The Wonderful Company, Los Angeles, stands out for its prominent branding and marketing programs that have turned commodities such as pomegranates, Mandarin oranges and pistachios into must-have items. The company invests millions of dollars each year and contributes significantly to sales in the produce department. “We enjoy trying new things in the store, including POS displays big and small,” says Adam Cooper, vice president of marketing. “We create brand awareness and love for our brands. We innovated with pomegranate, first with the great benefits of pomegranates and juice, then with a beautiful bottle that stands out on the shelf, and now with arils in a ready-to-eat convenient cup. Because we are vertically integrated, we control the whole process from tree to table, including going into stores to help the staff put up great displays.”
Dole echoes the value of marketing innovations. “Even the most innovative new products are only truly successful if they are supported with a similar level of innovation in packaging, marketing, in-store support and shopper marketing programs,” says Goldfield. “Every Dole new product launch is supported by an integrated marketing, public relations, social media, influencer and retailer support effort to maximize consumer trial and the chances for adoption.”
Innovate for Tommorrow

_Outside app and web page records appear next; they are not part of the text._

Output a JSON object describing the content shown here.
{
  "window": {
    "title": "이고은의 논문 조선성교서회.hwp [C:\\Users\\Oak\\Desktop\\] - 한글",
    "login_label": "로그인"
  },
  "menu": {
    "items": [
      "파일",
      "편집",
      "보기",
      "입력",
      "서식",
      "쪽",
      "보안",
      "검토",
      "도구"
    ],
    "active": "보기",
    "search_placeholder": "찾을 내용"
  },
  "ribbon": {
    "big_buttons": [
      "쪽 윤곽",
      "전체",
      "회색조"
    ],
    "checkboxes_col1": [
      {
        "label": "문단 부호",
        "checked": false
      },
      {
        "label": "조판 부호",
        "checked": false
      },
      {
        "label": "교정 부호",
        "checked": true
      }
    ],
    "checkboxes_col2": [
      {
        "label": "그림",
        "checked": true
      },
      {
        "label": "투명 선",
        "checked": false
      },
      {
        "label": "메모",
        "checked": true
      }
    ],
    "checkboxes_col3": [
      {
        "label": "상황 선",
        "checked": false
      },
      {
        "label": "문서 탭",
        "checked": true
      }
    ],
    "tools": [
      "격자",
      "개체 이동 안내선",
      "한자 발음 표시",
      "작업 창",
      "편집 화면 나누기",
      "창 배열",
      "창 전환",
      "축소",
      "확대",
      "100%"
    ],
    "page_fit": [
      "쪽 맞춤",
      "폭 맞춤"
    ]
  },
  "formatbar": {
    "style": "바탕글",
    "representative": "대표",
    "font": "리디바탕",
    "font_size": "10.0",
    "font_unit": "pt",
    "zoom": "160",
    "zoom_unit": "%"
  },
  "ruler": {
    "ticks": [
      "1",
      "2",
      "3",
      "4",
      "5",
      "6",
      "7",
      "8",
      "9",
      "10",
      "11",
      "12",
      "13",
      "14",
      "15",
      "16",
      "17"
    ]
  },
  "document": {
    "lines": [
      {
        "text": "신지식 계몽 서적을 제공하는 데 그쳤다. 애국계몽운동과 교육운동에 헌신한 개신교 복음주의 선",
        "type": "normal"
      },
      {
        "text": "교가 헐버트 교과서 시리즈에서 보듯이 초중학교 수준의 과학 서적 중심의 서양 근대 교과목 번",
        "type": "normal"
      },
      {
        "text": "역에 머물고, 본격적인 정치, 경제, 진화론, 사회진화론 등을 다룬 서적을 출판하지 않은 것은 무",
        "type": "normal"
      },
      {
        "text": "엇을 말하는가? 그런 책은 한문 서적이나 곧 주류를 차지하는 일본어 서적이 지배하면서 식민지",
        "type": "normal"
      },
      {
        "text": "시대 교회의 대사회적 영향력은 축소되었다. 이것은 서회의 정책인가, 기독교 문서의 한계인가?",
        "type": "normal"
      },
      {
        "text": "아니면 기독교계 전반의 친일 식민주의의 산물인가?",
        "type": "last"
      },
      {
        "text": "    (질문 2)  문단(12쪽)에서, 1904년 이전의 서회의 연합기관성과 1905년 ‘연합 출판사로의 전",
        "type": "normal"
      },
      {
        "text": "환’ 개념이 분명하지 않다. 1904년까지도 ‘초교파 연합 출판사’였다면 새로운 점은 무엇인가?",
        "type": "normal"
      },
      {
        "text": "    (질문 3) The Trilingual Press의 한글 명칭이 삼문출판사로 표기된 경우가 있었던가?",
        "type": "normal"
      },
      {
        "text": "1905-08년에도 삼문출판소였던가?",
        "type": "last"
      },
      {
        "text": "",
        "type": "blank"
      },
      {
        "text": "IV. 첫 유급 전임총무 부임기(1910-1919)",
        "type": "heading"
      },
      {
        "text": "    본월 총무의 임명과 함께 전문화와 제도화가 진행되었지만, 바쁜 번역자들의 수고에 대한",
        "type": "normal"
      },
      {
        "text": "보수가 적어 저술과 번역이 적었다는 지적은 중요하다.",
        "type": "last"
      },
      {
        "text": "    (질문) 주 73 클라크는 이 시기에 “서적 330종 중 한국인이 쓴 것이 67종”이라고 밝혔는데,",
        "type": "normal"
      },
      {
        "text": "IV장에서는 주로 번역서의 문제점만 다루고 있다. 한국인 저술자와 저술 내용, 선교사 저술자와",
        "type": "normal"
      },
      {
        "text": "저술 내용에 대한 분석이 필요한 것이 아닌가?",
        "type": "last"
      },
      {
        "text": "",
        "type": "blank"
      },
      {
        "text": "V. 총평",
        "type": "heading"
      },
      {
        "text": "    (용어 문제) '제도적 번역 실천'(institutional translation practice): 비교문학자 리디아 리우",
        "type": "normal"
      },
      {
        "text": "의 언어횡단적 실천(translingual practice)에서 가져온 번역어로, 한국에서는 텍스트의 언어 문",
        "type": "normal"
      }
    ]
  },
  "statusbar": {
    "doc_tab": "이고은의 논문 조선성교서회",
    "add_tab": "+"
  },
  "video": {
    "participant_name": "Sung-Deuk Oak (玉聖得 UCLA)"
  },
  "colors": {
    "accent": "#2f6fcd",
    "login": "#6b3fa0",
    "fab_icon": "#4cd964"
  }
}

Since innovation can take 10 years or more from concept to consumer, it may be instructive to look at consumers with the longest shelf life, i.e., Millennials. Among the questions to ask are what prevents them from buying and eating more fruits and veggies and how can the produce industry respond? Current trends and practices suggest communication with shoppers and use of media to reach them will continue to grow.
“Even the most innovative new products are only truly successful if they are supported with a similar level of innovation in packaging, marketing, in-store support and shopper marketing programs.”
— Bil Goldfield, Dole Food Company
Food waste and sustainability are likely to remain on the forefront. Blurring of lines between center-of-the-store items and the produce department may lead to solutions, for example, reduced shrink in fresh tomatoes by also offering canned salad-ready cut tomatoes, or stocking innovative companion products that improve the produce experience. Two such products are the BluApple, which absorbs the ethylene gas emitted by fruits and vegetables and slows ripening and rotting, and VeggieZips produce storage bags and liners that help control humidity.
University of Florida’s Folta predicts modern breeding with DNA genomics-based selection will bring new, improved varieties to market in a year or two rather than the current ten-year timeline. “Additionally, innovation in postharvest biology helps get fresh produce to the shelf in better shape, and that will appeal to the consumer.”